Records shown: Begin

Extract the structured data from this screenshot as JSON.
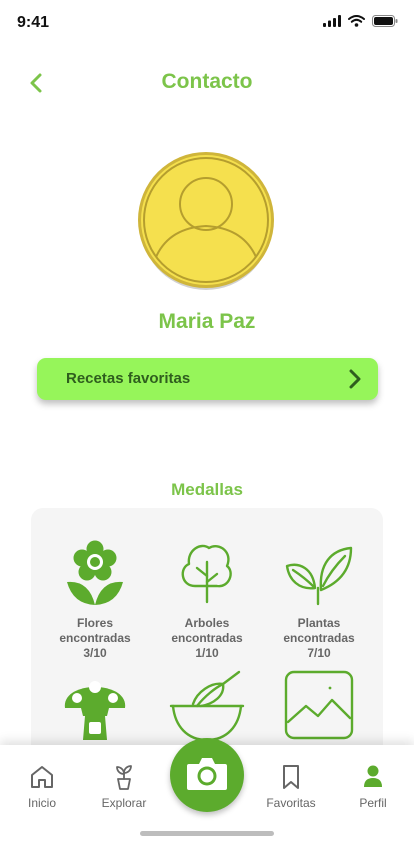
{
  "status_bar": {
    "time": "9:41"
  },
  "header": {
    "title": "Contacto",
    "back_icon": "chevron-left-icon"
  },
  "profile": {
    "name": "Maria Paz",
    "avatar_icon": "user-avatar-icon"
  },
  "favorites_button": {
    "label": "Recetas favoritas",
    "icon": "chevron-right-icon"
  },
  "medals": {
    "title": "Medallas",
    "items": [
      {
        "line1": "Flores",
        "line2": "encontradas",
        "count": "3/10",
        "icon": "flower-icon"
      },
      {
        "line1": "Arboles",
        "line2": "encontradas",
        "count": "1/10",
        "icon": "tree-icon"
      },
      {
        "line1": "Plantas",
        "line2": "encontradas",
        "count": "7/10",
        "icon": "leaf-plant-icon"
      },
      {
        "icon": "mushroom-icon"
      },
      {
        "icon": "whisk-bowl-icon"
      },
      {
        "icon": "landscape-picture-icon"
      }
    ]
  },
  "tab_bar": {
    "tabs": [
      {
        "label": "Inicio",
        "icon": "home-icon"
      },
      {
        "label": "Explorar",
        "icon": "potted-plant-icon"
      },
      {
        "label": "Favoritas",
        "icon": "bookmark-icon"
      },
      {
        "label": "Perfil",
        "icon": "user-icon"
      }
    ],
    "camera_icon": "camera-icon"
  },
  "colors": {
    "accent": "#7cc44a",
    "button_bg": "#96f55a",
    "button_text": "#2f5e1e",
    "medal_green": "#5cab2d",
    "avatar_yellow": "#f5e04e",
    "card_bg": "#f5f5f5"
  }
}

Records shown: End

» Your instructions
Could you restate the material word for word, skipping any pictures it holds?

» Result for this task
Extract the structured data from this screenshot as JSON.
{
  "status_bar": {
    "time": "9:41"
  },
  "header": {
    "title": "Contacto",
    "back_icon": "chevron-left-icon"
  },
  "profile": {
    "name": "Maria Paz",
    "avatar_icon": "user-avatar-icon"
  },
  "favorites_button": {
    "label": "Recetas favoritas",
    "icon": "chevron-right-icon"
  },
  "medals": {
    "title": "Medallas",
    "items": [
      {
        "line1": "Flores",
        "line2": "encontradas",
        "count": "3/10",
        "icon": "flower-icon"
      },
      {
        "line1": "Arboles",
        "line2": "encontradas",
        "count": "1/10",
        "icon": "tree-icon"
      },
      {
        "line1": "Plantas",
        "line2": "encontradas",
        "count": "7/10",
        "icon": "leaf-plant-icon"
      },
      {
        "icon": "mushroom-icon"
      },
      {
        "icon": "whisk-bowl-icon"
      },
      {
        "icon": "landscape-picture-icon"
      }
    ]
  },
  "tab_bar": {
    "tabs": [
      {
        "label": "Inicio",
        "icon": "home-icon"
      },
      {
        "label": "Explorar",
        "icon": "potted-plant-icon"
      },
      {
        "label": "Favoritas",
        "icon": "bookmark-icon"
      },
      {
        "label": "Perfil",
        "icon": "user-icon"
      }
    ],
    "camera_icon": "camera-icon"
  },
  "colors": {
    "accent": "#7cc44a",
    "button_bg": "#96f55a",
    "button_text": "#2f5e1e",
    "medal_green": "#5cab2d",
    "avatar_yellow": "#f5e04e",
    "card_bg": "#f5f5f5"
  }
}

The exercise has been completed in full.